Forging, repoussé, embossing, engraving, gilding, enamelingSteel, copper, emerald, rubies, enamels


Steel, copper, emerald, rubies, enamels


Overall length 427 mm; blade length 277 mm

The strongly curved, double-edged blade is made of watered steel with a raised central rib on each side. The blade is sharpened for half of its length from the point. The forte of the blade is engraved with a lion attacking an antelope on one side, and an eagle attacking a swan on the other. The waisted hilt is encased in gilt sheet copper chased in relief with flowers, leaves and dots against a dark blue enameled ground and is also painted in polychrome enamels with flowers that are arranged either singly or in groups to form bouquets and garlands. All flowers are included in different-shaped cartouches surrounded by white and dark red enameled borders. In addition, one side of the hilt is decorated with an enamel portrait medallion depicting a young man, while the other side is engraved and gilded with a portrait of a young woman against a dark blue enameled ground. The upper butt of the hilt is set with an irregularly shaped large emerald in the central bezel mount surrounded by twelve faceted rubies in deep holes. No scabbard. 

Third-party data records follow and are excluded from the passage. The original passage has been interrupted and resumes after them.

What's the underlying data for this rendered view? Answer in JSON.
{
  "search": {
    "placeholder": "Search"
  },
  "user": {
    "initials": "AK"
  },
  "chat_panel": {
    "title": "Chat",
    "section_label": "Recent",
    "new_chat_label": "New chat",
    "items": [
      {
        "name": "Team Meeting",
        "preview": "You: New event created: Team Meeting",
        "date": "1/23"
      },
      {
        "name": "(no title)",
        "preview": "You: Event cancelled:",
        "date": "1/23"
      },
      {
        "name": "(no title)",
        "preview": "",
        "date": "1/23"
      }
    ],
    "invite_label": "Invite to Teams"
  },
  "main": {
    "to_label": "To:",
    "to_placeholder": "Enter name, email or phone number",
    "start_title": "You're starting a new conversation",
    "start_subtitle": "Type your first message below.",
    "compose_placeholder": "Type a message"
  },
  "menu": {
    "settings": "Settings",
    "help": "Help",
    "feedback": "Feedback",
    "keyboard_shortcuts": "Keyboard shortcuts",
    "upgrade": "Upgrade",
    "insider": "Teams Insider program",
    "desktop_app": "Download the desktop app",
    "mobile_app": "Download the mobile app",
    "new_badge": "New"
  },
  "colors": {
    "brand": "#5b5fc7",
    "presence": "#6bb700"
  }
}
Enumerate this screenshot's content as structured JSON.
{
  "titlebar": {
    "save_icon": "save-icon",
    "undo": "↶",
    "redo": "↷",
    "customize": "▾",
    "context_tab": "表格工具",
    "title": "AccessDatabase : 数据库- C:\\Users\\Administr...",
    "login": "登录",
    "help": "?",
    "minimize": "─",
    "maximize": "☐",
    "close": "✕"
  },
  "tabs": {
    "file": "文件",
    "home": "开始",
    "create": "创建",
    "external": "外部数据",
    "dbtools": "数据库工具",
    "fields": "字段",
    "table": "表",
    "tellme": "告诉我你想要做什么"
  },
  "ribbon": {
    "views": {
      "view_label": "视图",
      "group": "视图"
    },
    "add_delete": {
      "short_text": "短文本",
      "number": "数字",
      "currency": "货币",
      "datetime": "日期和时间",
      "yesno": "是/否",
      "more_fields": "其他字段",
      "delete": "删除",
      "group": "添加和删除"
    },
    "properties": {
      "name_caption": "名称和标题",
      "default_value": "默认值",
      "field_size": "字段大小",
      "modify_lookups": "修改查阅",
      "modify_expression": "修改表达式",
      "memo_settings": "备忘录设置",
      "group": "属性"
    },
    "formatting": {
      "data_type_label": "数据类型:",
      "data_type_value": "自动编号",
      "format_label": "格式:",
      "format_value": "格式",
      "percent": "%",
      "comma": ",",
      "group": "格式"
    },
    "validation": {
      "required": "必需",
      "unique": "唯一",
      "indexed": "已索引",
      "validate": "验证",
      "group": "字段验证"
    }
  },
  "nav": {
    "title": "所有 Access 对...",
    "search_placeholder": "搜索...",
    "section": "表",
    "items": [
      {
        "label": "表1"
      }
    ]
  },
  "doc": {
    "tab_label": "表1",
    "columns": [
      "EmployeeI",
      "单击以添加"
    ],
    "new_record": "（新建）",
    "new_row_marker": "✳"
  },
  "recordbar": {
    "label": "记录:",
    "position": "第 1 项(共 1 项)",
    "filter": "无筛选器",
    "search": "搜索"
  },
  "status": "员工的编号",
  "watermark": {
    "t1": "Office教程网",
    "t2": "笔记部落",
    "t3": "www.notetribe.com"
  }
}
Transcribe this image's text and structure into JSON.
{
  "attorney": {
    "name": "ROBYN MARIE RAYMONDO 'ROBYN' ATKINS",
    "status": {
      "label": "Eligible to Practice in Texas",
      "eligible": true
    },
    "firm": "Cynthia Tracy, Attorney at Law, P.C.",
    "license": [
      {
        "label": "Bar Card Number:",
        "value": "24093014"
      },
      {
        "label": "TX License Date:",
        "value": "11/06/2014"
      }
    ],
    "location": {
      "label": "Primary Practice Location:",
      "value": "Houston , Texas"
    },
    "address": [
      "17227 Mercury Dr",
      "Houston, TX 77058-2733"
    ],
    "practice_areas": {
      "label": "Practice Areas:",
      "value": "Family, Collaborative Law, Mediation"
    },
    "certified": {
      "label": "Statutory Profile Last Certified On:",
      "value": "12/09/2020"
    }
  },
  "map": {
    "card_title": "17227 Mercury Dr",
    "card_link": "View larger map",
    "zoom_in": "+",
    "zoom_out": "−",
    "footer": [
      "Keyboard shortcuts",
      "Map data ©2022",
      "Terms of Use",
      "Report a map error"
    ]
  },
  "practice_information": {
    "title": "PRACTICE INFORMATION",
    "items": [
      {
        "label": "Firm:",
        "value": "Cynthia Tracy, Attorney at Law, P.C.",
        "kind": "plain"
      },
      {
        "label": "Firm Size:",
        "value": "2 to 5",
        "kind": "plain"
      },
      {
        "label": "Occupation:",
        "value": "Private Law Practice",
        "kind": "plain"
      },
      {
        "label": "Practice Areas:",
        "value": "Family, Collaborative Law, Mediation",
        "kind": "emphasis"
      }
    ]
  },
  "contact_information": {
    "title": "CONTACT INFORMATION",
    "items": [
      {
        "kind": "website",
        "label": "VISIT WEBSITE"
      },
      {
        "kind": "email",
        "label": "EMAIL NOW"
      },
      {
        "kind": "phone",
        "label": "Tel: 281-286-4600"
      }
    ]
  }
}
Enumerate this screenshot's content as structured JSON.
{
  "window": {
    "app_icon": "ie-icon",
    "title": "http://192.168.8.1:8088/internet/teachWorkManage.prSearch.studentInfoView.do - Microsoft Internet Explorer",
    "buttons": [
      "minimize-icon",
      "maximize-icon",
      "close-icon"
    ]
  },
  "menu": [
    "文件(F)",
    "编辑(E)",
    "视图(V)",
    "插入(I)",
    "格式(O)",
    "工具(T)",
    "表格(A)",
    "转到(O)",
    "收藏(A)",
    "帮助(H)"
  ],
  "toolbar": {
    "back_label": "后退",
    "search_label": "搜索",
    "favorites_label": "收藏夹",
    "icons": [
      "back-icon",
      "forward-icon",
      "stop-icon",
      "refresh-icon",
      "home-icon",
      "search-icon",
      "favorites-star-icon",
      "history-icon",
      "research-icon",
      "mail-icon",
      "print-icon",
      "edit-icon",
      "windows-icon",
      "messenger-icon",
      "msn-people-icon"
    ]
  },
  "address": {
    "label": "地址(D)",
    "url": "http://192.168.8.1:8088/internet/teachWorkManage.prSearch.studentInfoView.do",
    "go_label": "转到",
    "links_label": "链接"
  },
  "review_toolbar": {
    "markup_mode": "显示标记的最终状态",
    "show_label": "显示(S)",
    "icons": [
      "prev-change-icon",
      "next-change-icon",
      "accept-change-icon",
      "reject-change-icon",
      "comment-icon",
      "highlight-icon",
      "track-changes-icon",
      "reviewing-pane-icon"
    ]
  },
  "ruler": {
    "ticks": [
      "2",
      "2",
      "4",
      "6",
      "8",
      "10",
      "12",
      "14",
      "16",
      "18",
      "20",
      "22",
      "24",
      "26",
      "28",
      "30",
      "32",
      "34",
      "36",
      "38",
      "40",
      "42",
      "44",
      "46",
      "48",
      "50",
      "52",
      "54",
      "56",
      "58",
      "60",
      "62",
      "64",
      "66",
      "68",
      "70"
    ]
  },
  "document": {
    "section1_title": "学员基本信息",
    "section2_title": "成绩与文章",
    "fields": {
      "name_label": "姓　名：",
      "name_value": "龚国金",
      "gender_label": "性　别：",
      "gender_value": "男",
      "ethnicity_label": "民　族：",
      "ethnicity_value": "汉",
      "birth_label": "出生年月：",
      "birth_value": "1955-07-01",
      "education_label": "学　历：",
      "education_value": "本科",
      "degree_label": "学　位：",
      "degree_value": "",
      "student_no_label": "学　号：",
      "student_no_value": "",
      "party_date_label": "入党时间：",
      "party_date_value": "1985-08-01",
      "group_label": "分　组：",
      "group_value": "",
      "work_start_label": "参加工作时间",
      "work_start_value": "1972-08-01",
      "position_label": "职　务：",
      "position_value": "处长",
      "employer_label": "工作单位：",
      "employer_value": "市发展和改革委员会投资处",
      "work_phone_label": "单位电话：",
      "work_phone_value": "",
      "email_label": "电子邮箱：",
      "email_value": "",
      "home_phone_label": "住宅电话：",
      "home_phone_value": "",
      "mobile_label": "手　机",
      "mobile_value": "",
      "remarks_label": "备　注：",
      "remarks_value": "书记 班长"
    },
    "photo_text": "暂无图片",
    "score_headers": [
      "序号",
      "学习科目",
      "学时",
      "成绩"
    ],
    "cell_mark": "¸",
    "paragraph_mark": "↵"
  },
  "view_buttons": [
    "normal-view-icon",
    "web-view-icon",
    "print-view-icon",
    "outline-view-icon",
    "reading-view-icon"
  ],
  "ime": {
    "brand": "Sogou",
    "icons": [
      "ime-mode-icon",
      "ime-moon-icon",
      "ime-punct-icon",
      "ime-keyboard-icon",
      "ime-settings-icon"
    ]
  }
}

COMMENT. Khanjar is the general term, which is applied to different variations of a dagger with a waisted hilt and a curved, double-edged blade in the Islamic world, except for some western areas of Saudi Arabia, Yemen and India. The Arabic term khanjar is widely common in the region, where there are also related local names for such daggers, including the Turkish hançer, the Kurdish xençer, the Azerbaijani xäncär, the Bosnian handžar, and the Tajik xander. In Oman, the United Arab Emirates, as well as in some areas of Saudi Arabia (Al-Hasa) and Yemen (Hadramaut), the word khanjar is used for a traditional curved dagger, which is also commonly known as jambiya. The presented example belongs to the small group of Iranian copper-hilted khanjars that are decorated with polychrome enamel flowers and portrait medallions typical of the Qajar period (1794-1925). Two similar daggers can be seen in the Metropolitan Museum of Art in New York (inv. no. 36.25.683) and in the Military Historical Museum of Artillery, Engineers and Signal Corps in St. Petersburg (inv. no. 0121/789, see Анисимова М.А. Оружие Востока XV – первой половины XX века: из собрания Военно-исторического музея инженерных войск и войск связи. – Санкт-Петербург, 2013. – C. 168, №67). Another one example from a private collection published in Скраливецкий Е.Б., Ефимов Ю.Г., Образцов В.Н. Восточное оружие в частных собраниях. – Санкт-Петербург, 2013. – C. 175, №93. 

LITERATURE: Сиваченко Е. Сталь и Золото: Восточное оружие из собрания Feldman Family Museum = Steel and Gold: Eastern Weapons from the Feldman Family Museum Collection. – Киев, 2019. – С. 244-245, №84.